**Website and app data records**
BEGIN
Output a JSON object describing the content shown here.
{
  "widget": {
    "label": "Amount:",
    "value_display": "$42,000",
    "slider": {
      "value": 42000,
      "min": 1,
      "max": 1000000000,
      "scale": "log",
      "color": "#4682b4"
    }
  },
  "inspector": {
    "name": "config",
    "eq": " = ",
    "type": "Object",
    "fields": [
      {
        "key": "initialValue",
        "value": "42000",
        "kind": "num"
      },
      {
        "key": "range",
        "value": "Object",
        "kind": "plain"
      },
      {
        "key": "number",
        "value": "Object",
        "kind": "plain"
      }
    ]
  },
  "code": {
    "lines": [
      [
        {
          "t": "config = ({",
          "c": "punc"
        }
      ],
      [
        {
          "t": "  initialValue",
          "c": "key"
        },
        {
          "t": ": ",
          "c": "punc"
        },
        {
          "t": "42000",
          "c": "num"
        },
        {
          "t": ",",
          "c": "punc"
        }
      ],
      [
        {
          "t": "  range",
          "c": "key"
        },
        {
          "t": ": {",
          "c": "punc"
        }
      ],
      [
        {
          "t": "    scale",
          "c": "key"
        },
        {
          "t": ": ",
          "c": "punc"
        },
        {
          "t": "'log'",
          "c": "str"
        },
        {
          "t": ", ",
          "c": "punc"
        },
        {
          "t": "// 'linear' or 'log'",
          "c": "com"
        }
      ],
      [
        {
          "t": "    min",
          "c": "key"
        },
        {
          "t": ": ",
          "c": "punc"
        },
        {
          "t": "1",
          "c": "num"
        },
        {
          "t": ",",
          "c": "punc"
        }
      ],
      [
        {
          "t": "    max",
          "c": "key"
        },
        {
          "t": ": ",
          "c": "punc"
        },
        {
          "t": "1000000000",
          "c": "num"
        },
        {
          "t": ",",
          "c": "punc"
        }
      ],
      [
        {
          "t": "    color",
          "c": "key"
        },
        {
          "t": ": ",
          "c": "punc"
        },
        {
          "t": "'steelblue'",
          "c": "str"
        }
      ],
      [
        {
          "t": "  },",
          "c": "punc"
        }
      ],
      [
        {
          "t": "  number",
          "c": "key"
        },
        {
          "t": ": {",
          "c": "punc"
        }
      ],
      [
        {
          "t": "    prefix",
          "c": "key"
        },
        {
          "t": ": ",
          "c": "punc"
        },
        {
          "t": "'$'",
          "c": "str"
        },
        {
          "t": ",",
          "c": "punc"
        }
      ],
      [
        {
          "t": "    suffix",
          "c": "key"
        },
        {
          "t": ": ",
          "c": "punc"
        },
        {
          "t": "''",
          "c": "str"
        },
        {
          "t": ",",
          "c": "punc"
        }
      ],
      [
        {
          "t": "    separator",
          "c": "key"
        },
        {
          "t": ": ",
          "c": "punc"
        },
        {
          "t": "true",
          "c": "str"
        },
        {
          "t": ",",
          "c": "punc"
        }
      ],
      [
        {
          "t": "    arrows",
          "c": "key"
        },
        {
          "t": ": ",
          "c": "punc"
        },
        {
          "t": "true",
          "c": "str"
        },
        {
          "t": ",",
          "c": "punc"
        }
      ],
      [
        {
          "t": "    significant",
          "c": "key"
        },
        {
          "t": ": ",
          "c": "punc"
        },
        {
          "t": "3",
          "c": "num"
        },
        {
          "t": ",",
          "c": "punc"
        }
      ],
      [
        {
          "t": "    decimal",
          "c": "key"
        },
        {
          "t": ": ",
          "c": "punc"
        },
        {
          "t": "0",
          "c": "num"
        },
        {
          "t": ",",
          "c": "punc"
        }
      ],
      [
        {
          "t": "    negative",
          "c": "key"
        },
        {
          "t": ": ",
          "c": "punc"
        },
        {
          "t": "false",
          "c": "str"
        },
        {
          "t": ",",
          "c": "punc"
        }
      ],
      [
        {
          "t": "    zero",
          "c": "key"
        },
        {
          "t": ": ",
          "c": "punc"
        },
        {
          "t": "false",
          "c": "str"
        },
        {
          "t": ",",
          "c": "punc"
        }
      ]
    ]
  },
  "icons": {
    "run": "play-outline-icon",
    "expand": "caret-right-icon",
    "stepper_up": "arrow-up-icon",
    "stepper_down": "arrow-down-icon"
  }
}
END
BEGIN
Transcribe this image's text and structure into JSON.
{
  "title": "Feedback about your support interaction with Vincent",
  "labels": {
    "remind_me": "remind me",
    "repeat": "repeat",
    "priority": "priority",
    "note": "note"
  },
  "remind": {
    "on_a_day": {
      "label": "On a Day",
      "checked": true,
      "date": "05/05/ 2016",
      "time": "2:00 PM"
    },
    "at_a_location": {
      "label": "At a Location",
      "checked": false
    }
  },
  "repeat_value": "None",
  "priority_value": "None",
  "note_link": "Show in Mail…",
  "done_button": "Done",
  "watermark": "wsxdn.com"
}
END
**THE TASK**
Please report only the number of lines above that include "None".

**RESULT OF THIS EXERCISE**
2